Dezeen Magazine

Alejandro Aravena makes housing designs available to the public for free

Chilean architect Alejandro Aravena, this year's Pritzker Prize winner, is releasing a number of his residential designs as an open-source resource to help tackle the global affordable housing crisis.

Aravena's firm, Elemental, has posted drawings for four of its low-cost "incremental" housing projects on its website for free download.

The aim is to provide the material to government agencies and developers who might think it's "too expensive" to invest in well-designed social housing.

Quinta Monroy Housing, Iquique, 2004. Photograph by Cristobal Palma
Aravena and his firm Elemental first attracted international attention with the "incremental" Quinta Monroy Housing in Chile in 2004

Aravena announced the open-source initiative on Tuesday at a press conference at the United Nations headquarters in New York, after being awarded the Pritzker Prize for his innovative social housing work.

"We will put online, available as public knowledge, all the plans, all the files of the projects that we have done so far – the ones that we believe have been successful," he said.

Aravena has championed an approach he describes as "incremental," in which governments fund construction of "half a good house," with residents completing the other portion as resources allow.

The projects he is releasing information for are three Chilean developments – Quinta Monroy, Lo Barnechea and Villa Verde, completed in 2013 and 2014 – and Monterrey in Mexico City, completed in 2010.

The architect said government agencies and developers are hesitant to spend money on forward-thinking designs, as they perceive them as high risk.

Elemental Monterrey by Elemental
Elemental's design for the Monterrey development in Mexico is also being released to download for free to help encourage more affordable housing projects

"Everybody is waiting for somebody else to move first," he said. "If you succeed, you get copied immediately and nobody wants to do that investment first.
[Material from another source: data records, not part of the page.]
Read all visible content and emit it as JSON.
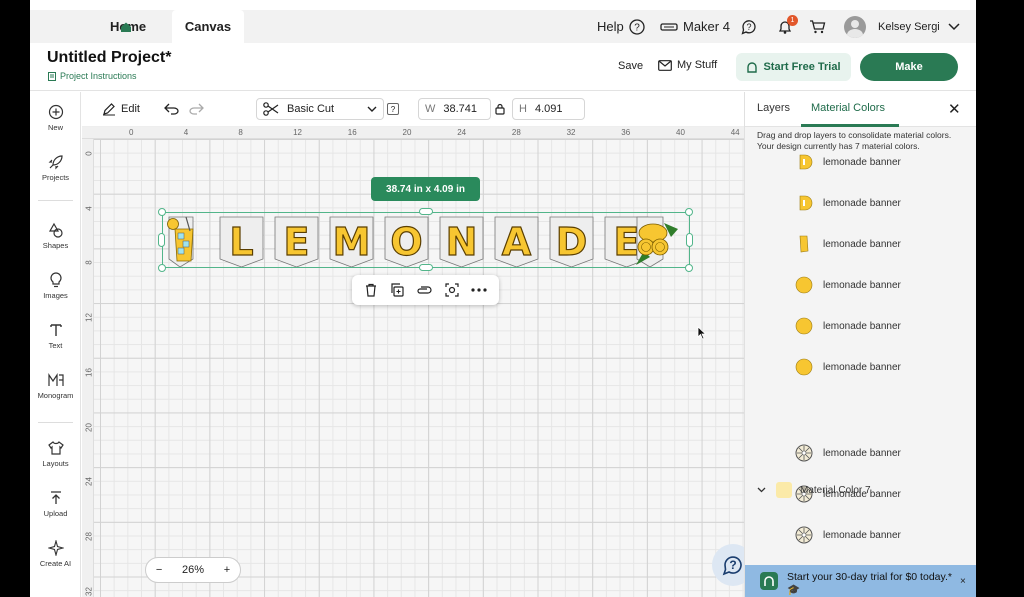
{
  "topbar": {
    "home_label": "Home",
    "canvas_label": "Canvas",
    "help_label": "Help",
    "machine_label": "Maker 4",
    "notification_count": "1",
    "user_name": "Kelsey Sergi"
  },
  "header": {
    "project_title": "Untitled Project*",
    "project_instructions": "Project Instructions",
    "save_label": "Save",
    "mystuff_label": "My Stuff",
    "trial_label": "Start Free Trial",
    "make_label": "Make"
  },
  "sidebar": {
    "items": [
      {
        "label": "New",
        "icon": "plus-circle-icon"
      },
      {
        "label": "Projects",
        "icon": "rocket-icon"
      },
      {
        "label": "Shapes",
        "icon": "shapes-icon"
      },
      {
        "label": "Images",
        "icon": "bulb-icon"
      },
      {
        "label": "Text",
        "icon": "text-icon"
      },
      {
        "label": "Monogram",
        "icon": "monogram-icon"
      },
      {
        "label": "Layouts",
        "icon": "shirt-icon"
      },
      {
        "label": "Upload",
        "icon": "upload-icon"
      },
      {
        "label": "Create AI",
        "icon": "sparkle-icon"
      }
    ]
  },
  "toolbar": {
    "edit_label": "Edit",
    "operation_label": "Basic Cut",
    "operation_help": "?",
    "width_label": "W",
    "width_value": "38.741",
    "height_label": "H",
    "height_value": "4.091"
  },
  "canvas": {
    "ruler_top": [
      "0",
      "4",
      "8",
      "12",
      "16",
      "20",
      "24",
      "28",
      "32",
      "36",
      "40",
      "44"
    ],
    "ruler_left": [
      "0",
      "4",
      "8",
      "12",
      "16",
      "20",
      "24",
      "28",
      "32"
    ],
    "dimension_badge": "38.74  in x 4.09  in",
    "banner_letters": [
      "L",
      "E",
      "M",
      "O",
      "N",
      "A",
      "D",
      "E"
    ],
    "zoom_minus": "−",
    "zoom_value": "26%",
    "zoom_plus": "+",
    "help_fab": "?"
  },
  "panel": {
    "tab_layers": "Layers",
    "tab_material": "Material Colors",
    "close": "✕",
    "description": "Drag and drop layers to consolidate material colors. Your design currently has 7 material colors.",
    "layer_name": "lemonade banner",
    "group_label": "Material Color 7",
    "trial_text": "Start your 30-day trial for $0 today.* 🎓",
    "trial_close": "×"
  },
  "colors": {
    "accent": "#2a7a54",
    "lemon": "#f7c631",
    "pale_yellow": "#fbeaa8",
    "selection": "#52b58a"
  }
}
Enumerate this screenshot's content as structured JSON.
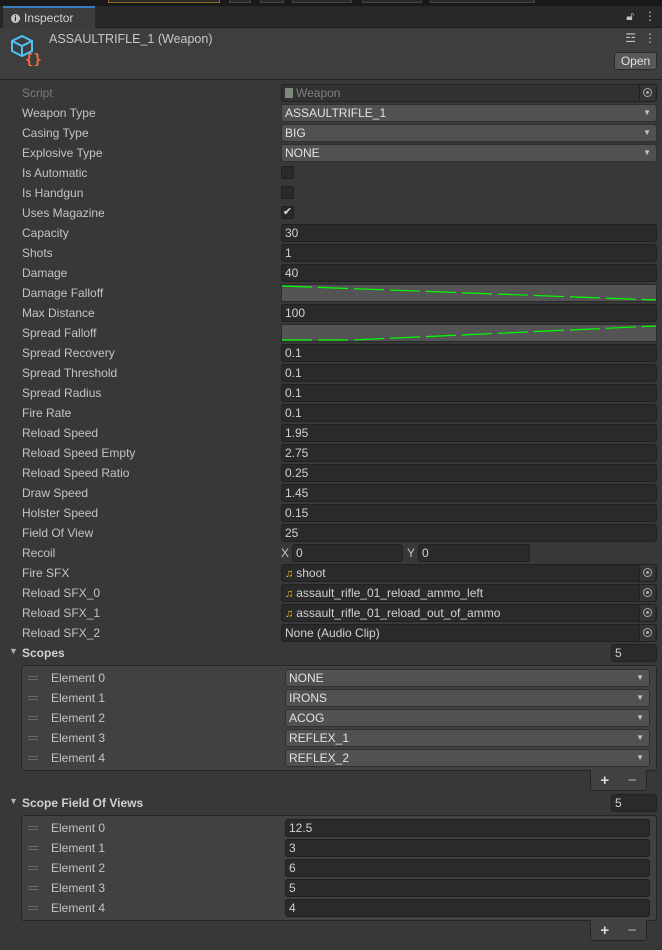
{
  "window": {
    "tab_label": "Inspector",
    "title": "ASSAULTRIFLE_1 (Weapon)",
    "open_button": "Open"
  },
  "colors": {
    "accent": "#3a79bb",
    "curve": "#00ff00",
    "audio_icon": "#f3b315"
  },
  "fields": [
    {
      "label": "Script",
      "type": "object",
      "value": "Weapon",
      "icon": "script-icon",
      "disabled": true
    },
    {
      "label": "Weapon Type",
      "type": "dropdown",
      "value": "ASSAULTRIFLE_1"
    },
    {
      "label": "Casing Type",
      "type": "dropdown",
      "value": "BIG"
    },
    {
      "label": "Explosive Type",
      "type": "dropdown",
      "value": "NONE"
    },
    {
      "label": "Is Automatic",
      "type": "checkbox",
      "checked": false
    },
    {
      "label": "Is Handgun",
      "type": "checkbox",
      "checked": false
    },
    {
      "label": "Uses Magazine",
      "type": "checkbox",
      "checked": true
    },
    {
      "label": "Capacity",
      "type": "text",
      "value": "30"
    },
    {
      "label": "Shots",
      "type": "text",
      "value": "1"
    },
    {
      "label": "Damage",
      "type": "text",
      "value": "40"
    },
    {
      "label": "Damage Falloff",
      "type": "curve",
      "points": [
        [
          0,
          1
        ],
        [
          1,
          0
        ]
      ]
    },
    {
      "label": "Max Distance",
      "type": "text",
      "value": "100"
    },
    {
      "label": "Spread Falloff",
      "type": "curve",
      "points": [
        [
          0,
          0
        ],
        [
          0.19,
          0
        ],
        [
          1,
          1
        ]
      ]
    },
    {
      "label": "Spread Recovery",
      "type": "text",
      "value": "0.1"
    },
    {
      "label": "Spread Threshold",
      "type": "text",
      "value": "0.1"
    },
    {
      "label": "Spread Radius",
      "type": "text",
      "value": "0.1"
    },
    {
      "label": "Fire Rate",
      "type": "text",
      "value": "0.1"
    },
    {
      "label": "Reload Speed",
      "type": "text",
      "value": "1.95"
    },
    {
      "label": "Reload Speed Empty",
      "type": "text",
      "value": "2.75"
    },
    {
      "label": "Reload Speed Ratio",
      "type": "text",
      "value": "0.25"
    },
    {
      "label": "Draw Speed",
      "type": "text",
      "value": "1.45"
    },
    {
      "label": "Holster Speed",
      "type": "text",
      "value": "0.15"
    },
    {
      "label": "Field Of View",
      "type": "text",
      "value": "25"
    },
    {
      "label": "Recoil",
      "type": "vector2",
      "x_label": "X",
      "x": "0",
      "y_label": "Y",
      "y": "0"
    },
    {
      "label": "Fire SFX",
      "type": "object",
      "value": "shoot",
      "icon": "audio-clip-icon"
    },
    {
      "label": "Reload SFX_0",
      "type": "object",
      "value": "assault_rifle_01_reload_ammo_left",
      "icon": "audio-clip-icon"
    },
    {
      "label": "Reload SFX_1",
      "type": "object",
      "value": "assault_rifle_01_reload_out_of_ammo",
      "icon": "audio-clip-icon"
    },
    {
      "label": "Reload SFX_2",
      "type": "object",
      "value": "None (Audio Clip)"
    }
  ],
  "lists": [
    {
      "name": "Scopes",
      "count": "5",
      "kind": "dropdown",
      "items": [
        {
          "label": "Element 0",
          "value": "NONE"
        },
        {
          "label": "Element 1",
          "value": "IRONS"
        },
        {
          "label": "Element 2",
          "value": "ACOG"
        },
        {
          "label": "Element 3",
          "value": "REFLEX_1"
        },
        {
          "label": "Element 4",
          "value": "REFLEX_2"
        }
      ],
      "add": "+",
      "remove": "−"
    },
    {
      "name": "Scope Field Of Views",
      "count": "5",
      "kind": "text",
      "items": [
        {
          "label": "Element 0",
          "value": "12.5"
        },
        {
          "label": "Element 1",
          "value": "3"
        },
        {
          "label": "Element 2",
          "value": "6"
        },
        {
          "label": "Element 3",
          "value": "5"
        },
        {
          "label": "Element 4",
          "value": "4"
        }
      ],
      "add": "+",
      "remove": "−"
    }
  ]
}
If you fail, then you have to alone swallow all your losses."

The need for social housing is becoming more pressing, with three billion people now living in cities and a third of them living below the poverty line, according to Aravena.
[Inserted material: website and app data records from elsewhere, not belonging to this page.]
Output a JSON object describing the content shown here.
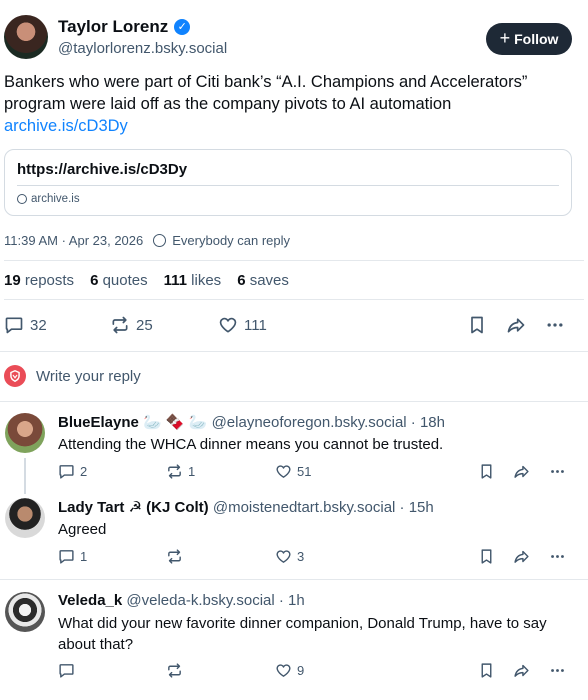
{
  "post": {
    "author_name": "Taylor Lorenz",
    "author_handle": "@taylorlorenz.bsky.social",
    "follow_label": "Follow",
    "text": "Bankers who were part of Citi bank’s “A.I. Champions and Accelerators” program were laid off as the company pivots to AI automation",
    "link_text": "archive.is/cD3Dy",
    "card": {
      "url": "https://archive.is/cD3Dy",
      "domain": "archive.is"
    },
    "timestamp": "11:39 AM · Apr 23, 2026",
    "reply_setting": "Everybody can reply",
    "stats": {
      "reposts_count": "19",
      "reposts_label": "reposts",
      "quotes_count": "6",
      "quotes_label": "quotes",
      "likes_count": "111",
      "likes_label": "likes",
      "saves_count": "6",
      "saves_label": "saves"
    },
    "actions": {
      "reply_count": "32",
      "repost_count": "25",
      "like_count": "111"
    }
  },
  "compose": {
    "placeholder": "Write your reply"
  },
  "replies": [
    {
      "name": "BlueElayne 🦢 🍫 🦢",
      "handle": "@elayneoforegon.bsky.social · 18h",
      "text": "Attending the WHCA dinner means you cannot be trusted.",
      "reply_count": "2",
      "repost_count": "1",
      "like_count": "51"
    },
    {
      "name": "Lady Tart ☭ (KJ Colt)",
      "handle": "@moistenedtart.bsky.social · 15h",
      "text": "Agreed",
      "reply_count": "1",
      "repost_count": "",
      "like_count": "3"
    },
    {
      "name": "Veleda_k",
      "handle": "@veleda-k.bsky.social · 1h",
      "text": "What did your new favorite dinner companion, Donald Trump, have to say about that?",
      "reply_count": "",
      "repost_count": "",
      "like_count": "9"
    }
  ],
  "colors": {
    "accent": "#1083fe",
    "follow_bg": "#1e2936",
    "muted": "#42576c",
    "reply_avatar": "#ea4c57"
  }
}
"We hope will be able to rule out one more excuse for why markets and governments don't move in this direction to tackle the challenge of massive rapid urbanisation," said Elemental.

"[The designs] are knowledge that we have tested, that have proved to be beneficial to communities and that have been implemented accepting very pressing budget and policy constraints."
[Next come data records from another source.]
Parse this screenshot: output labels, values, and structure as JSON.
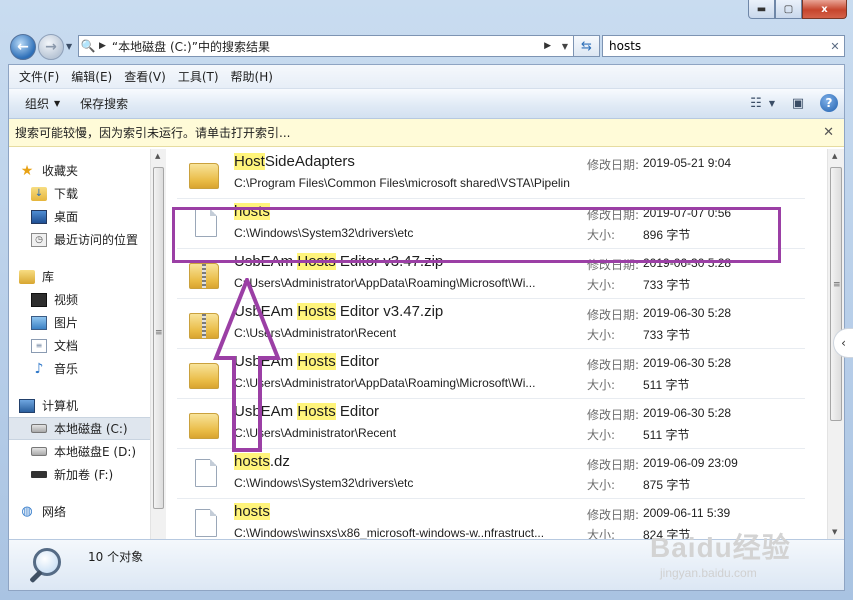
{
  "window": {
    "controls": {
      "minimize": "▬",
      "maximize": "▢",
      "close": "x"
    }
  },
  "nav": {
    "back_icon": "back-arrow-icon",
    "forward_icon": "forward-arrow-icon",
    "address_path": "“本地磁盘 (C:)”中的搜索结果",
    "search_value": "hosts"
  },
  "menu": [
    "文件(F)",
    "编辑(E)",
    "查看(V)",
    "工具(T)",
    "帮助(H)"
  ],
  "commands": {
    "organize": "组织",
    "save_search": "保存搜索"
  },
  "infobar": "搜索可能较慢，因为索引未运行。请单击打开索引...",
  "sidebar": {
    "favorites": {
      "label": "收藏夹",
      "items": [
        "下载",
        "桌面",
        "最近访问的位置"
      ]
    },
    "libraries": {
      "label": "库",
      "items": [
        "视频",
        "图片",
        "文档",
        "音乐"
      ]
    },
    "computer": {
      "label": "计算机",
      "items": [
        "本地磁盘 (C:)",
        "本地磁盘E (D:)",
        "新加卷 (F:)"
      ]
    },
    "network": {
      "label": "网络"
    }
  },
  "results": [
    {
      "type": "folder",
      "name_hl": "Host",
      "name_rest": "SideAdapters",
      "name_pre": "",
      "path": "C:\\Program Files\\Common Files\\microsoft shared\\VSTA\\Pipeline",
      "label1": "修改日期:",
      "value1": "2019-05-21 9:04",
      "label2": "",
      "value2": ""
    },
    {
      "type": "file",
      "name_pre": "",
      "name_hl": "hosts",
      "name_rest": "",
      "path": "C:\\Windows\\System32\\drivers\\etc",
      "label1": "修改日期:",
      "value1": "2019-07-07 0:56",
      "label2": "大小:",
      "value2": "896 字节"
    },
    {
      "type": "zip",
      "name_pre": "UsbEAm ",
      "name_hl": "Hosts",
      "name_rest": " Editor v3.47.zip",
      "path": "C:\\Users\\Administrator\\AppData\\Roaming\\Microsoft\\Wi...",
      "label1": "修改日期:",
      "value1": "2019-06-30 5:28",
      "label2": "大小:",
      "value2": "733 字节"
    },
    {
      "type": "zip",
      "name_pre": "UsbEAm ",
      "name_hl": "Hosts",
      "name_rest": " Editor v3.47.zip",
      "path": "C:\\Users\\Administrator\\Recent",
      "label1": "修改日期:",
      "value1": "2019-06-30 5:28",
      "label2": "大小:",
      "value2": "733 字节"
    },
    {
      "type": "folder",
      "name_pre": "UsbEAm ",
      "name_hl": "Hosts",
      "name_rest": " Editor",
      "path": "C:\\Users\\Administrator\\AppData\\Roaming\\Microsoft\\Wi...",
      "label1": "修改日期:",
      "value1": "2019-06-30 5:28",
      "label2": "大小:",
      "value2": "511 字节"
    },
    {
      "type": "folder",
      "name_pre": "UsbEAm ",
      "name_hl": "Hosts",
      "name_rest": " Editor",
      "path": "C:\\Users\\Administrator\\Recent",
      "label1": "修改日期:",
      "value1": "2019-06-30 5:28",
      "label2": "大小:",
      "value2": "511 字节"
    },
    {
      "type": "file",
      "name_pre": "",
      "name_hl": "hosts",
      "name_rest": ".dz",
      "path": "C:\\Windows\\System32\\drivers\\etc",
      "label1": "修改日期:",
      "value1": "2019-06-09 23:09",
      "label2": "大小:",
      "value2": "875 字节"
    },
    {
      "type": "file",
      "name_pre": "",
      "name_hl": "hosts",
      "name_rest": "",
      "path": "C:\\Windows\\winsxs\\x86_microsoft-windows-w..nfrastruct...",
      "label1": "修改日期:",
      "value1": "2009-06-11 5:39",
      "label2": "大小:",
      "value2": "824 字节"
    }
  ],
  "status": {
    "count": "10 个对象"
  },
  "watermark": {
    "main": "Baidu经验",
    "sub": "jingyan.baidu.com"
  },
  "colors": {
    "annotation": "#9b3fa5",
    "highlight": "#fff47b",
    "infobar_bg": "#fffbd8"
  }
}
The firm added that the designs might need to be modified to comply with local regulations and building codes, as well as "local realities" and availability of materials.

Villa Verde in the town of Constitución is another example of Aravena and Elemental's "incremental" housing

Aravena is the 41st recipient of the Pritzker Prize, the architecture profession's highest honor.

The 48-year-old architect is best known for his work with "do tank" Elemental, the architecture group that aims to alleviate poverty and eliminate slums using a participatory approach that engages local communities in early stages of the design process.

Elemental, of which Aravena is executive director, first attracted international attention in 2004 for the Quinta Monroy development in Iquique, Chile. The scheme was designed to make the most of a tiny budget by building the frame and the essential spaces for each house, leaving the remainder for residents to complete themselves over time.

The group also played a focal role in the rebuilding of Constitución, one of the towns that was almost destroyed by the 2010 Chilean earthquake and subsequent tsunami.

Aravena is curating this year's Venice Architecture Biennale, which is themed Reporting From the Front. It is intended to offer a new perspective on global issues including crime, sanitation, housing shortage, traffic, waste, migration and pollution.